One can also approach this stereotype from a physiological standpoint. To say our human bodies are vastly complex is an understatement. There is a constant intertwining of emotions and biology, and endless ways in which our personalities, feelings and thoughts both reflect and influence them. It is known that having a “type A personality” leads to higher stress levels within the body. Many things can go wrong in our bodies because of prolonged stress, and it is important to recognize this. Chronic stress impedes immune function, can make you sick and can make any disease far worse. There is even a subset of patients whose initial onset of autoimmune disease and, to an even greater extent, their intermittent flare-ups, are due to a stressful period in their lives. A lot of literature exists supporting stress can worsen autoimmunity as well. If you are going to attribute “type A” personalities to ME, you need to attribute “type A” personalities to all disease, because that is a more accurate statement. ME isn’t unique to “type A” personalities, and this belief fails to investigate the role of individual differences in vulnerability to different diseases.

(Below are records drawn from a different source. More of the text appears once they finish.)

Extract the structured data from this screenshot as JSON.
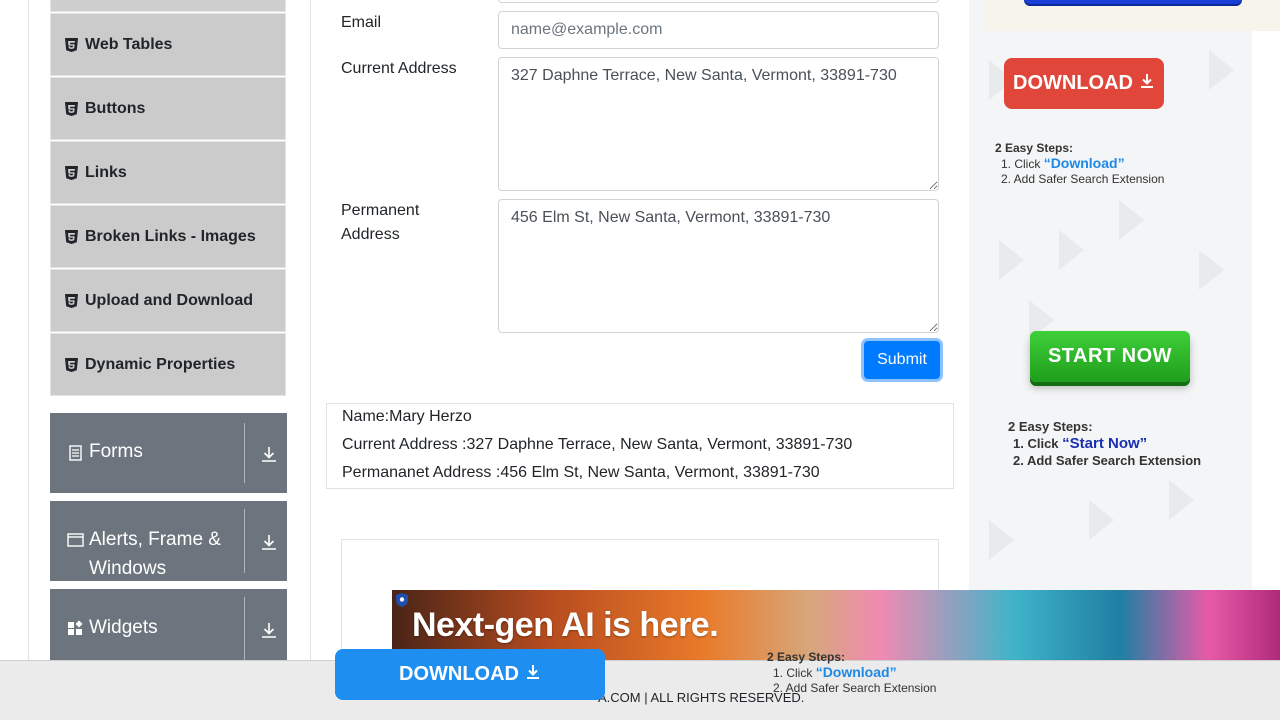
{
  "sidebar": {
    "items": [
      {
        "label": "Web Tables"
      },
      {
        "label": "Buttons"
      },
      {
        "label": "Links"
      },
      {
        "label": "Broken Links - Images"
      },
      {
        "label": "Upload and Download"
      },
      {
        "label": "Dynamic Properties"
      }
    ],
    "groups": [
      {
        "label": "Forms",
        "icon": "form-icon"
      },
      {
        "label": "Alerts, Frame &",
        "label_line2": "Windows",
        "icon": "window-icon"
      },
      {
        "label": "Widgets",
        "icon": "widgets-icon"
      }
    ]
  },
  "form": {
    "email_label": "Email",
    "email_placeholder": "name@example.com",
    "email_value": "",
    "current_address_label": "Current Address",
    "current_address_value": "327 Daphne Terrace, New Santa, Vermont, 33891-730",
    "permanent_address_label_line1": "Permanent",
    "permanent_address_label_line2": "Address",
    "permanent_address_value": "456 Elm St, New Santa, Vermont, 33891-730",
    "submit_label": "Submit"
  },
  "output": {
    "name": "Name:Mary Herzo",
    "current_address": "Current Address :327 Daphne Terrace, New Santa, Vermont, 33891-730",
    "permanent_address": "Permananet Address :456 Elm St, New Santa, Vermont, 33891-730"
  },
  "ads": {
    "right": {
      "download_label": "DOWNLOAD",
      "steps_title": "2 Easy Steps:",
      "step1_prefix": "1. Click ",
      "step1_highlight": "“Download”",
      "step2": "2. Add Safer Search Extension",
      "start_label": "START NOW",
      "steps2_title": "2 Easy Steps:",
      "steps2_step1_prefix": "1. Click ",
      "steps2_step1_highlight": "“Start Now”",
      "steps2_step2": "2. Add Safer Search Extension"
    },
    "bottom": {
      "headline": "Next-gen AI is here.",
      "download_label": "DOWNLOAD",
      "steps_title": "2 Easy Steps:",
      "step1_prefix": "1. Click ",
      "step1_highlight": "“Download”",
      "step2": "2. Add Safer Search Extension"
    }
  },
  "footer": {
    "text": "A.COM | ALL RIGHTS RESERVED."
  },
  "colors": {
    "menu_item_bg": "#cbcbcb",
    "group_bg": "#6c757d",
    "submit_bg": "#007bff",
    "ad_download_red": "#e0473a",
    "ad_start_green": "#2fb52a",
    "ad_download_blue": "#1e8ef0"
  }
}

Pigeonholing the root cause of a disease has happened before. Look no further than the history of ulcers. The widespread belief, spread like fact among society and the medical profession, was that stress was the root cause of ulcers. That was until 1983 with the discovery of the bacterium called Helicobacter Pylori. Without this bacterium, ulcers cannot form in the body. We do not live in isolated vacuums however, and this bacterium is found in nearly all of us. We can live harmoniously with it until certain factors (including stress, genetics, alcohol, smoking, heavy NSAID use, etc.) significantly increase the risk of causing an ulcer. This example goes to show that H.pylori is not the whole story for ulcers, and neither is stress. Human biology is complex and we need to move away from single psychosomatic theories and move towards real pragmatic science that explains models of disease in all its complexity.
These are the ethical and physiological reasons as to why attributing “type A” personalities to ME needs to stop. Let history be our reminder that when doing science (or when doing anything in a society as judgmental as our own), be very careful and very certain before pronouncing something to be truth, norm, or fact – because at that instant, you have made it markedly difficult to ever again look objectively at that disease. ME is not an exception to other diseases – we just haven’t got it all figured out yet. A sick individual’s personality traits are the last thing to place blame on. Blame is on those who have propagated the mistruths of this disease, directly impeded its due scientific exploration and who continue to deflect responsibility for those actions.